Delaying Your Period with Birth Control Pills
The Wonder of The Pill
Birth control pills have been used for several decades by millions of women to prevent pregnancies. They have also been used to regulate menstrual cycles and help women who suffer with PCOS, endometriosis and other reproductive issues establish some framework of normalcy in their cycles. As time has gone on, the pill has been developed and improved, and now is available in a variety of formulations. However, not all pills are for all women. Finding the right pill for you may take trying different formulations until you hit on the right one.
Women today lead very busy and often hectic lifestyles. If periods have been a problem in terms of pain and cramping, then they can interfere with plans and business. It is now possible to have fewer periods to deal with by using birth control pills to delay or prevent periods.
The Traditional Method of Taking The Pill
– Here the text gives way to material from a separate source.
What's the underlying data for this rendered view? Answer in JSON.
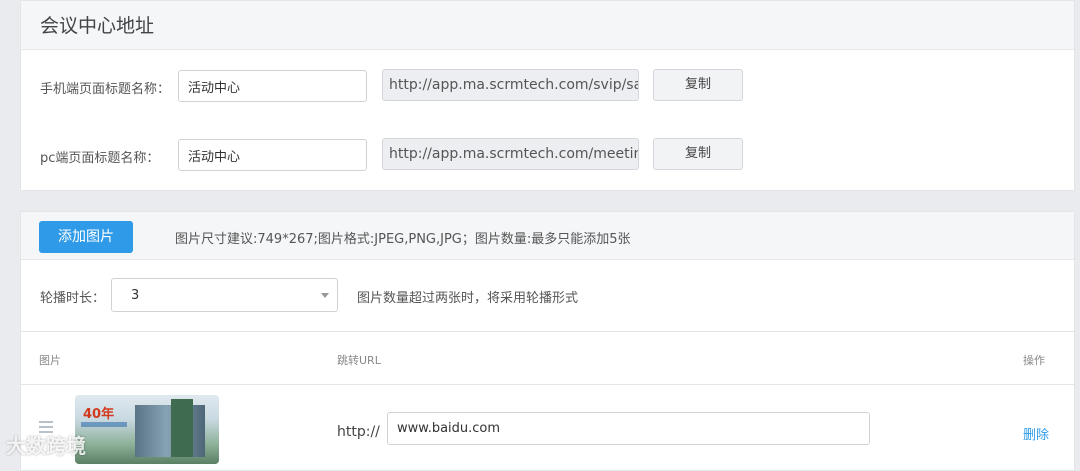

The concept behind traditional birth control pills is to mimic a natural menstrual cycle. The traditional package holds 28 pills, 21 of which are active and seven are inactive. During the week when the inactive pills are being taken bleeding that looks like a period (but is really withdrawal bleeding) occurs. This bleeding is different from menstruation in that it is your body's reaction to the cessation of the hormones in the active birth control pills. If you didn't want to bleed at all, you could just skip the seven inactive pills and start right back into the active pills again. Since the bleeding isn't the same as regular menses, you can actually have more control over your periods, whether for medical or personal reasons.
Reasons You May Not Want to Have a Monthly Period
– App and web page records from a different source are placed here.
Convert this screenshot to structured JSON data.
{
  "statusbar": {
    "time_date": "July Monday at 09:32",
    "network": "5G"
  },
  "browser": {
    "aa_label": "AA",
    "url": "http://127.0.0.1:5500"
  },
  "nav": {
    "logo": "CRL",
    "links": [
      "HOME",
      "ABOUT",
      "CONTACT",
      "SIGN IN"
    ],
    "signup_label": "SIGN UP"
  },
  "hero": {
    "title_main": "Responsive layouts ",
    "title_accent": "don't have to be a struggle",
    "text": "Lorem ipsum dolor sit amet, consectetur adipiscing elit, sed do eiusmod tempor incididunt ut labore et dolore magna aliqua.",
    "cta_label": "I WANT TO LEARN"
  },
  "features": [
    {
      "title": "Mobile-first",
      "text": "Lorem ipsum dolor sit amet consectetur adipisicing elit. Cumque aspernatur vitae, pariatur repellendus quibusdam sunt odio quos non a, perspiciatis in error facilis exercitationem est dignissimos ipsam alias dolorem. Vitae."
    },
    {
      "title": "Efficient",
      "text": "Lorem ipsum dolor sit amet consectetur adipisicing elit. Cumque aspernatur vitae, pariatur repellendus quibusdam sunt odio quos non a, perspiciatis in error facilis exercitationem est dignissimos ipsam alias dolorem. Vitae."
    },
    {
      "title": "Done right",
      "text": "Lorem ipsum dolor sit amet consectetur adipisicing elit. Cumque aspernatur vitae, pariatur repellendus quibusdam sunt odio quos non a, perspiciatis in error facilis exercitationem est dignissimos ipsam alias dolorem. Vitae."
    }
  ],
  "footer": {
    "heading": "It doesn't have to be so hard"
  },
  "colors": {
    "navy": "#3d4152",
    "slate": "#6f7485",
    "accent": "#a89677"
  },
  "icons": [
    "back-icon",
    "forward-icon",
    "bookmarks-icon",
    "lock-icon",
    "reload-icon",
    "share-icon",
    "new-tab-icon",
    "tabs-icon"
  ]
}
Contrary to what you may think, not bleeding every month is not unhealthy. It depends upon the physiology of the uterus as to why you aren't bleeding that determines whether it is a healthy practice. Delaying your menstrual period can actually act as a treatment or work as a preventative for various issues related to menstruation. Some of the conditions that a delayed menses would be beneficial for include:
· A disability (either physical or mental) that makes using sanitary napkins or tampons difficult
· A condition that is exacerbated with menses; endometriosis, anemia, asthma, migraines or epilepsy
· Severe PMS prior to menstruation that causes bloating, tender breasts or serious mood swings
· Headaches and other menstrual discomforts that occur during the seven inactive days of birth control
· Prolonged, heavy, periods or periods that come frequently
Sometimes having your menstrual period is just plain inconvenient and it gets in the way of things you have planned or are committed to; a vacation, wedding or trip; a sports event, important occasion or honeymoon. And, since you are not purchasing sanitary products, you might have some money for other things.
Now, although you may think it's a great idea to delay your period, it is only fair that you understand not all doctors share that view. Even doctors who aren't directly opposed to the idea may not suggest it to you - so you have to take the lead and pose the concept to get the input your doctor might have.
The Downside of No Periods
There are some negatives to delaying your period. One of them is breakthrough bleeding, which is a common occurrence with the use of birth control pills as a means of delaying or preventing menstruation. This is especially common in the first few months of usage. After your body makes the necessary adjustments to the process, the bleeding should stop. Another potential drawback is that if you do become pregnant, you will likely have a much more difficult time telling. Morning sickness, fatigue, and breast tenderness could be indications that you should take a home pregnancy test to see if you are pregnant - or consult your doctor.
Continuous Use Pills - No Period for Months on End
Some birth control pills are designed to be used to delay periods or to prevent them. They are called continuous or extended-cycle birth control pills. Those that are currently available in the United States are:
· Seasonale, Jolessa and Quasense. Each of these work on the same regimen of taking active pills for 84 consecutive days (12 weeks) and then take one week of inactive pills. You have a period every three months, on the 13th week.
· Seasonique and Camrese. This regimen is the same in terms of taking the pills for 12 weeks with one week on a very low dose of estrogen. You'll have your period on the 13th week. The low-dose estrogen tends to reduce bleeding, bloating and some of the other side effects associated with going off hormones for a period of time.
· Lybrel is designed to be taken for a year continuously. It is a low-dose estrogen and progesterone pill that allows for a year free entirely of periods.
It is possible to delay your period using your regular birth control pills by simply not taking the seven inactive pills when you finish your pack of pills and going directly into the next pack. However, it is recommended that you use the inactive pills for seven days at the end of the second pack (six weeks). This is when you'll have a period. If all goes well, then your doctor may suggest you go for nine weeks the next time and maybe then up to twelve weeks.
Are you new to birth control pills? Do you want to know how best to use them? Then check out the article Instructions for Birth Control Pill Use in this section.